Saturday, May 26, 2018

Game Changer! DTP-N and TTNT, combined with the IRST Block II sensor allows Block III Super Hornets to engage enemy stealth aircraft from well beyond visual range....

Thanks to Super Rhino for the link!

via National Interest.
The Block III Super Hornet aircraft incorporates a host of new capabilities ranging from an upgraded 9000-hour airframe, new range-extending conformal fuel tanks (~120 nautical mile boost in mission radius), radar cross-section improvements, enhanced satellite communications, to a new advanced cockpit display system.

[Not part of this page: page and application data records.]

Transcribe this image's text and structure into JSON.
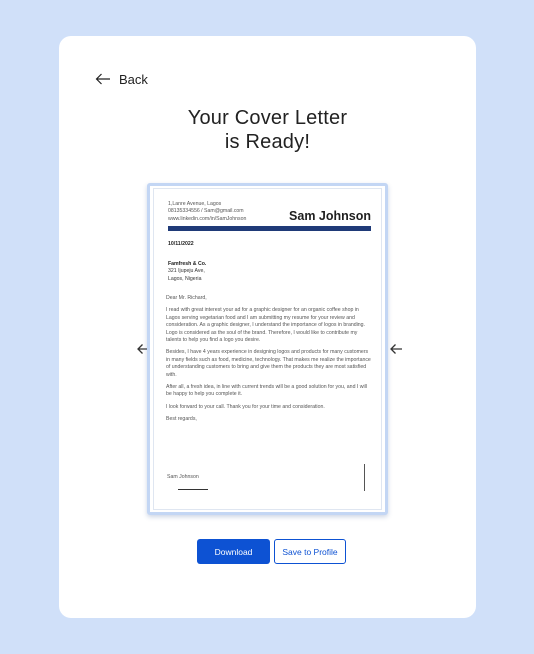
{
  "header": {
    "back_label": "Back"
  },
  "title": {
    "line1": "Your Cover Letter",
    "line2": "is Ready!"
  },
  "letter": {
    "contact": [
      "1,Lanre Avenue, Lagos",
      "08135334556 / Sam@gmail.com",
      "www.linkedin.com/in/SamJohnson"
    ],
    "name": "Sam Johnson",
    "date": "10/11/2022",
    "recipient_company": "Famfresh & Co.",
    "recipient_address": [
      "321 Ijupeju Ave,",
      "Lagos, Nigeria"
    ],
    "greeting": "Dear Mr. Richard,",
    "paragraphs": [
      "I read with great interest your ad for a graphic designer for an organic coffee shop in Lagos serving vegetarian food and I am submitting my resume for your review and consideration. As a graphic designer, I understand the importance of logos in branding. Logo is considered as the soul of the brand. Therefore, I would like to contribute my talents to help you find a logo you desire.",
      "Besides, I have 4 years experience in designing logos and products for many customers in many fields such as food, medicine, technology. That makes me realize the importance of understanding customers to bring and give them the products they are most satisfied with.",
      "After all, a fresh idea, in line with current trends will be a good solution for you, and I will be happy to help you complete it.",
      "I look forward to your call. Thank you for your time and consideration.",
      "Best regards,"
    ],
    "signature": "Sam Johnson"
  },
  "actions": {
    "download_label": "Download",
    "save_label": "Save to Profile"
  },
  "colors": {
    "accent": "#0d52d3",
    "letterhead_bar": "#1f3a78",
    "page_bg": "#d0e0f9"
  },
  "icons": {
    "back": "arrow-left-icon",
    "prev": "arrow-left-icon",
    "next": "arrow-left-icon"
  }
}
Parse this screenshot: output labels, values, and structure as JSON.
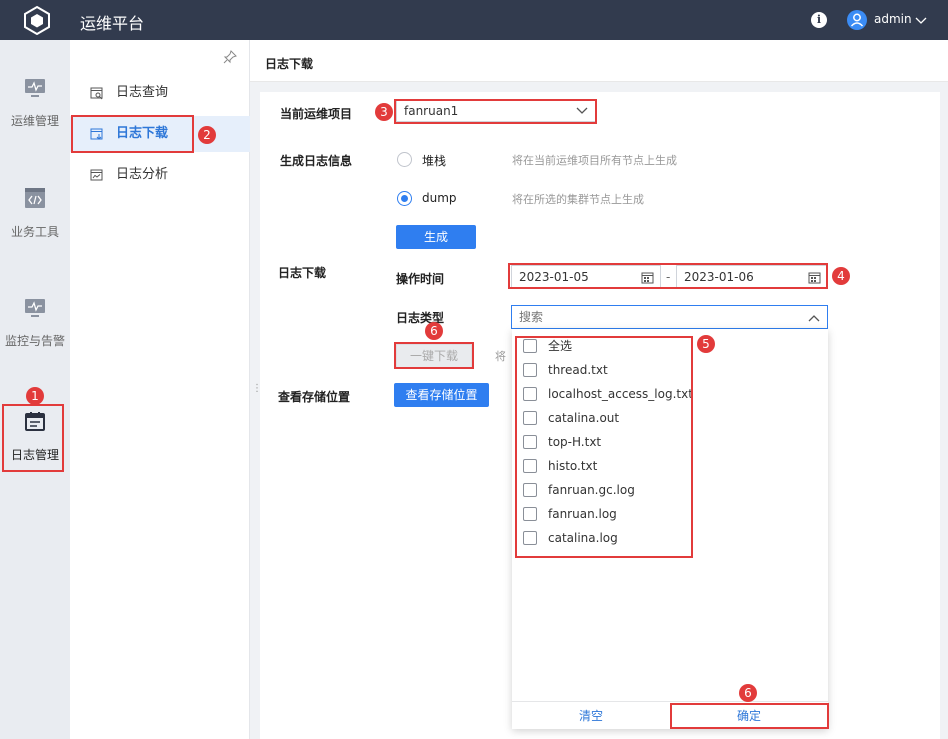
{
  "app": {
    "title": "运维平台",
    "user": "admin",
    "info_icon": "i"
  },
  "rail": [
    {
      "label": "运维管理",
      "icon": "monitor-icon"
    },
    {
      "label": "业务工具",
      "icon": "code-window-icon"
    },
    {
      "label": "监控与告警",
      "icon": "alarm-monitor-icon"
    },
    {
      "label": "日志管理",
      "icon": "log-calendar-icon",
      "active": true
    }
  ],
  "subnav": [
    {
      "label": "日志查询",
      "icon": "log-search-icon"
    },
    {
      "label": "日志下载",
      "icon": "log-download-icon",
      "active": true
    },
    {
      "label": "日志分析",
      "icon": "log-analysis-icon"
    }
  ],
  "page": {
    "title": "日志下载"
  },
  "form": {
    "project_label": "当前运维项目",
    "project_value": "fanruan1",
    "gen_label": "生成日志信息",
    "radio_stack": "堆栈",
    "radio_stack_desc": "将在当前运维项目所有节点上生成",
    "radio_dump": "dump",
    "radio_dump_desc": "将在所选的集群节点上生成",
    "gen_button": "生成",
    "download_label": "日志下载",
    "time_label": "操作时间",
    "date_start": "2023-01-05",
    "date_sep": "-",
    "date_end": "2023-01-06",
    "type_label": "日志类型",
    "type_placeholder": "搜索",
    "one_click_download": "一键下载",
    "download_hint_partial": "将",
    "storage_label": "查看存储位置",
    "storage_button": "查看存储位置"
  },
  "dropdown": {
    "options": [
      "全选",
      "thread.txt",
      "localhost_access_log.txt",
      "catalina.out",
      "top-H.txt",
      "histo.txt",
      "fanruan.gc.log",
      "fanruan.log",
      "catalina.log"
    ],
    "clear": "清空",
    "confirm": "确定"
  },
  "badges": {
    "b1": "1",
    "b2": "2",
    "b3": "3",
    "b4": "4",
    "b5": "5",
    "b6a": "6",
    "b6b": "6"
  },
  "colors": {
    "topbar": "#323b4e",
    "accent": "#2f7ef0",
    "annotation": "#e23b3b"
  }
}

But the two most significant developments are the addition of the Distributed Targeting Processor-Networked (DTP-N) computer—which exponentially increases the Super Hornet’s processing power—and the high-speed, high-bandwidth, high-throughput anti-jam Internet Protocol-based Tactical Targeting Network Technology (TTNT) datalink.

When the power of the DTP-N and TTNT are combined with the IRST Block II sensor, the resulting capability allows for a pair of Block III Super Hornets to engage enemy stealth aircraft from well beyond visual range—far beyond the range of the jets’ Raytheon AN/APG-79 active electronically scanned array (AESA) radar.

As Gillian explained, while the IRST Block II is not part of the Block III program, the advanced processing, datalinks and sensor-fused display onboard the new Super Hornet variant enable the new capabilities envisioned for the new sensor.  As Bob Kornegay, Boeing’s capture team leader for domestic F/A-18E/F and EA-18G programs, explains, the critical Common Tactical Picture sensor-fused display will be enabled by the Block III aircraft’s powerful high speed anti-jam TTNT datalink and the sheer computing power of the DTP-N processor, which is needed to run the complex algorithms that make multi-aircraft data-fusion possible.

What makes the new IRST particularly capable is that it operates in the long wave infrared band, which allows the sensor to passively detect and track targets well beyond the range of the APG-79 radar. “It can see a hot airplane,” Kornegay said. “It has much longer range—it is a long wave long range IRST—so it can see much further than radar can.”
Story here.

No comments :

Post a Comment

Note: Only a member of this blog may post a comment.